But there’s another reason the end of the contract is cause for celebration. When D.C. Mayor Muriel E. Bowser (D) announced in March that the city would resume operation of the Correctional Treatment Facility, a group of area criminal-justice reformers counted it as a victory. The ReThink Justice-DC coalition, of which I am a member, formed three years ago to advocate for the end of CoreCivic’s contract and to stop the city from signing contracts with other private corrections corporations.
The coalition of citizens, criminal-justice-reform organizations and D.C. corrections stakeholders had won before — prior to my joining — when they successfully stopped the city in 2015 from signing a contract with the for-profit prison health care company Corizon. The contract would have allowed Corizon to manage care at the Correctional Treatment Facility and the Correctional Detention Facility, known as the “D.C. jail.” Along with others, including the American Federation of Labor and Congress of Industrial Organizations, the coalition pressed the D.C. Council to reject Corizon’s bid by pointing to the company’s abysmal track record — Corizon was sued at least 1,364 times between 2009 and 2014. The council voted 6-5 to reject the bid.

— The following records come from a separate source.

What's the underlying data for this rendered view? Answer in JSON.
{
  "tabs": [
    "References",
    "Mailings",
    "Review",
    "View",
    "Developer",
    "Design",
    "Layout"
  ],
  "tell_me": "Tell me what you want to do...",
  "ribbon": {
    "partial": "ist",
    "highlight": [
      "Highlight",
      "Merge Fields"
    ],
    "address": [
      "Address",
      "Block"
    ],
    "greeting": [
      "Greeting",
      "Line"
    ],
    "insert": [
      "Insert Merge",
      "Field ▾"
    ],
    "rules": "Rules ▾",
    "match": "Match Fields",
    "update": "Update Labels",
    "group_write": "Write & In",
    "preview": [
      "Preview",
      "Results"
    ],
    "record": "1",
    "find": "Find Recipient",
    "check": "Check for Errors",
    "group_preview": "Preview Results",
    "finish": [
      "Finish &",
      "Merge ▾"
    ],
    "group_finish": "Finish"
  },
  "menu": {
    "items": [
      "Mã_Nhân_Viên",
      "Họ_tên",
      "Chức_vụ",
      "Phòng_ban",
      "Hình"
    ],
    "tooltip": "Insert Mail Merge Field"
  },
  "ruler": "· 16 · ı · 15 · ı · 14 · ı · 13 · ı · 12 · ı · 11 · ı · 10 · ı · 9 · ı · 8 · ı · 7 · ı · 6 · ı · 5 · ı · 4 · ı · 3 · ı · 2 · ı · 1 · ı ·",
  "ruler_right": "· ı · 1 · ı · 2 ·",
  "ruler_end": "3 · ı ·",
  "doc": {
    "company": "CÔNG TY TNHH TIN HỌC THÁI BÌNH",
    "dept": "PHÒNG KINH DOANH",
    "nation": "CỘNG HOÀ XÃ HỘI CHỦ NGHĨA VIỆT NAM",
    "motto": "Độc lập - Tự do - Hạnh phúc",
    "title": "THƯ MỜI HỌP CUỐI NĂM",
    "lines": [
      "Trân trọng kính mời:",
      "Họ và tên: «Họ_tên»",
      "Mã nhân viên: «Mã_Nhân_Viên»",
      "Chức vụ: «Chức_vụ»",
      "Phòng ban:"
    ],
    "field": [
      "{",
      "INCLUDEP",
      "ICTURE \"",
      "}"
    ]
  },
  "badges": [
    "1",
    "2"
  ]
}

Instead, the contract with the current provider, the nonprofit Unity Health Care, was extended.
The coalition’s success brings to mind the old adage “Think globally, act locally.” We cannot forget that the United States is the global leader in incarceration. Despite what Trump says or enacts, we must continue to keep our eyes on what’s in front of us. Reform must continue locally, and it can — local jurisdictions have a say in what happens in their criminal justice systems. This will be all the more important to remember as the District considers building a new jail.
Despite the District’s unique and unfortunate relationship with the federal government, we still control some parts of our criminal-justice system. The end of CoreCivic’s contract is an opportunity to assume even more control. We must demand that our leaders improve conditions inside the system, including at the Central Treatment Facility and especially at the D.C. jail, and put the lives of human beings above private profit.
D.C. resident Jeremy Mohler writes for In the Public Interest, a national research and policy nonprofit advocating for shared prosperity in the provision of public goods and services.